Whenever a line contains the string "title", copy it out of the entries.

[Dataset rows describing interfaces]
▶

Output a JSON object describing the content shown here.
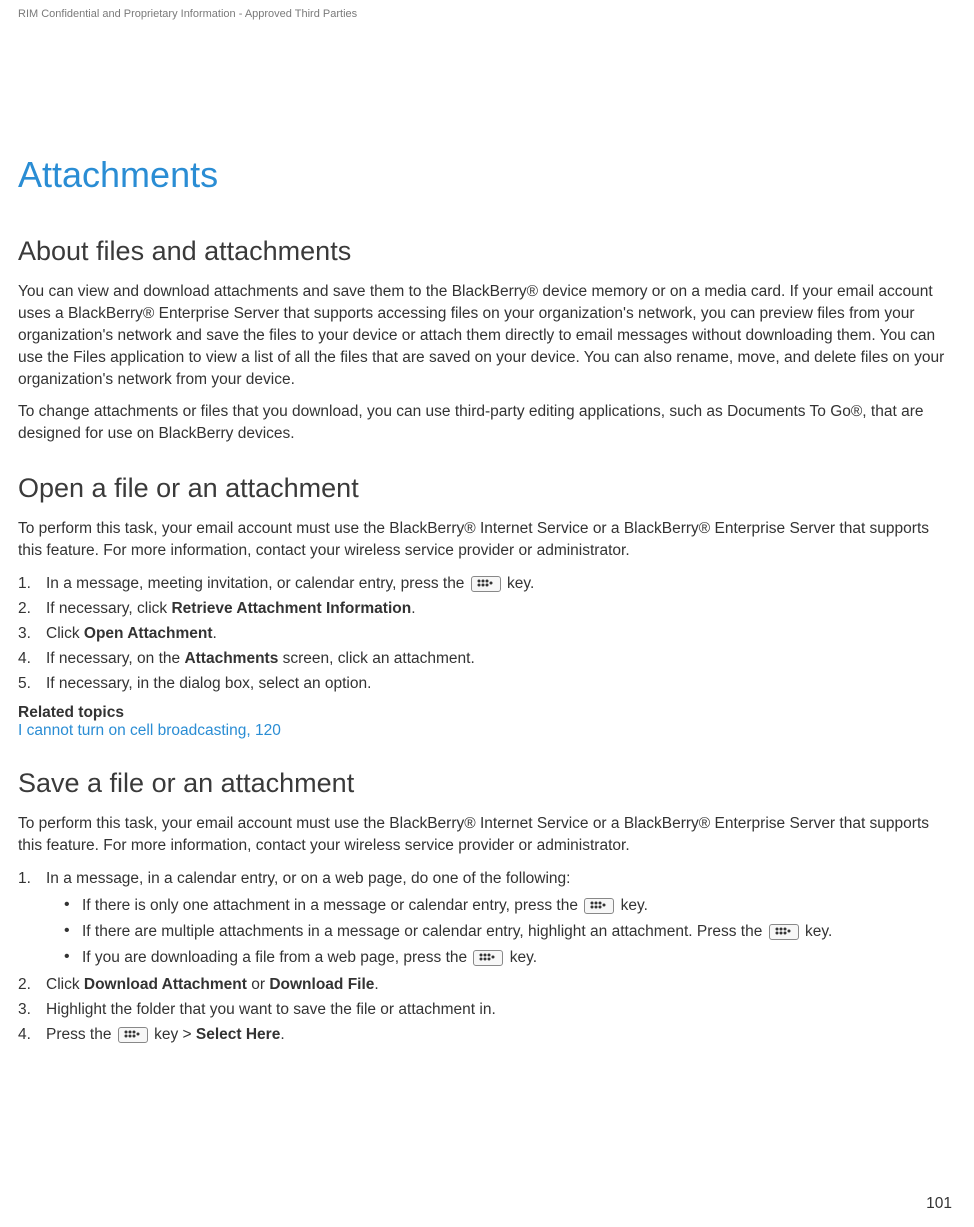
{
  "header": {
    "confidential": "RIM Confidential and Proprietary Information - Approved Third Parties"
  },
  "title": "Attachments",
  "sections": {
    "about": {
      "heading": "About files and attachments",
      "p1": "You can view and download attachments and save them to the BlackBerry® device memory or on a media card. If your email account uses a BlackBerry® Enterprise Server that supports accessing files on your organization's network, you can preview files from your organization's network and save the files to your device or attach them directly to email messages without downloading them. You can use the Files application to view a list of all the files that are saved on your device. You can also rename, move, and delete files on your organization's network from your device.",
      "p2": "To change attachments or files that you download, you can use third-party editing applications, such as Documents To Go®, that are designed for use on BlackBerry devices."
    },
    "open": {
      "heading": "Open a file or an attachment",
      "intro": "To perform this task, your email account must use the BlackBerry® Internet Service or a BlackBerry® Enterprise Server that supports this feature. For more information, contact your wireless service provider or administrator.",
      "steps": {
        "s1_pre": "In a message, meeting invitation, or calendar entry, press the ",
        "s1_post": " key.",
        "s2_pre": "If necessary, click ",
        "s2_bold": "Retrieve Attachment Information",
        "s2_post": ".",
        "s3_pre": "Click ",
        "s3_bold": "Open Attachment",
        "s3_post": ".",
        "s4_pre": "If necessary, on the ",
        "s4_bold": "Attachments",
        "s4_post": " screen, click an attachment.",
        "s5": "If necessary, in the dialog box, select an option."
      },
      "related_heading": "Related topics",
      "related_link": "I cannot turn on cell broadcasting, 120"
    },
    "save": {
      "heading": "Save a file or an attachment",
      "intro": "To perform this task, your email account must use the BlackBerry® Internet Service or a BlackBerry® Enterprise Server that supports this feature. For more information, contact your wireless service provider or administrator.",
      "steps": {
        "s1": "In a message, in a calendar entry, or on a web page, do one of the following:",
        "s1b1_pre": "If there is only one attachment in a message or calendar entry, press the ",
        "s1b1_post": " key.",
        "s1b2_pre": "If there are multiple attachments in a message or calendar entry, highlight an attachment. Press the ",
        "s1b2_post": " key.",
        "s1b3_pre": "If you are downloading a file from a web page, press the ",
        "s1b3_post": " key.",
        "s2_pre": "Click ",
        "s2_bold1": "Download Attachment",
        "s2_mid": " or ",
        "s2_bold2": "Download File",
        "s2_post": ".",
        "s3": "Highlight the folder that you want to save the file or attachment in.",
        "s4_pre": "Press the ",
        "s4_mid": " key > ",
        "s4_bold": "Select Here",
        "s4_post": "."
      }
    }
  },
  "pageNumber": "101"
}
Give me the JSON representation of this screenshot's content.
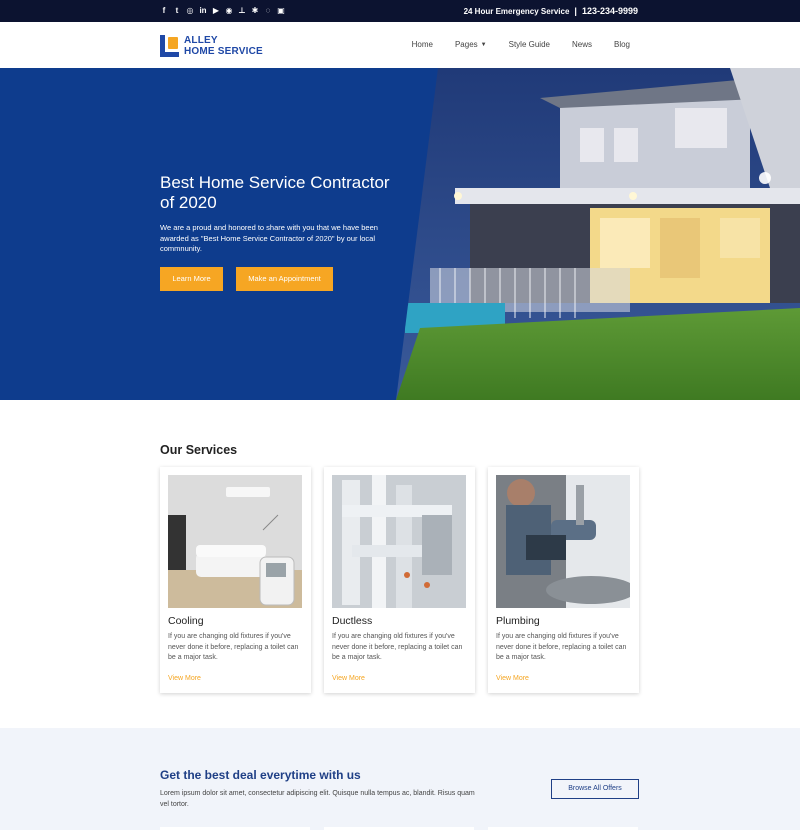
{
  "topbar": {
    "social_icons": [
      "facebook-icon",
      "twitter-icon",
      "instagram-icon",
      "linkedin-icon",
      "youtube-icon",
      "tripadvisor-icon",
      "thumbtack-icon",
      "yelp-icon",
      "chat-icon",
      "houzz-icon"
    ],
    "social_glyphs": [
      "f",
      "t",
      "◎",
      "in",
      "▶",
      "◉",
      "⊥",
      "✱",
      "◌",
      "▣"
    ],
    "emergency_label": "24 Hour Emergency Service",
    "separator": "|",
    "phone": "123-234-9999"
  },
  "header": {
    "logo_line1": "ALLEY",
    "logo_line2": "HOME SERVICE",
    "nav": [
      "Home",
      "Pages",
      "Style Guide",
      "News",
      "Blog"
    ]
  },
  "hero": {
    "title": "Best Home Service Contractor of 2020",
    "text": "We are a proud and honored to share with you that we have been awarded as \"Best Home Service Contractor of 2020\" by our local commnunity.",
    "learn_more": "Learn More",
    "appointment": "Make an Appointment"
  },
  "services": {
    "title": "Our Services",
    "cards": [
      {
        "title": "Cooling",
        "desc": "If you are changing old fixtures if you've never done it before, replacing a toilet can be a major task.",
        "link": "View More"
      },
      {
        "title": "Ductless",
        "desc": "If you are changing old fixtures if you've never done it before, replacing a toilet can be a major task.",
        "link": "View More"
      },
      {
        "title": "Plumbing",
        "desc": "If you are changing old fixtures if you've never done it before, replacing a toilet can be a major task.",
        "link": "View More"
      }
    ]
  },
  "deal": {
    "title": "Get the best deal everytime with us",
    "text": "Lorem ipsum dolor sit amet, consectetur adipiscing elit. Quisque nulla tempus ac, blandit. Risus quam vel tortor.",
    "button": "Browse All Offers"
  },
  "colors": {
    "topbar": "#0c1330",
    "brand_blue": "#1f48a6",
    "hero_blue": "#0e3c8d",
    "accent_orange": "#f6a623",
    "deal_bg": "#f1f4fa"
  }
}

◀

◆ ANSWER BELOW
  "title": "Attachments",
    "title": "Best Home Service Contractor of 2020",
    "title": "Our Services",
        "title": "Cooling",
        "title": "Ductless",
        "title": "Plumbing",
    "title": "Get the best deal everytime with us",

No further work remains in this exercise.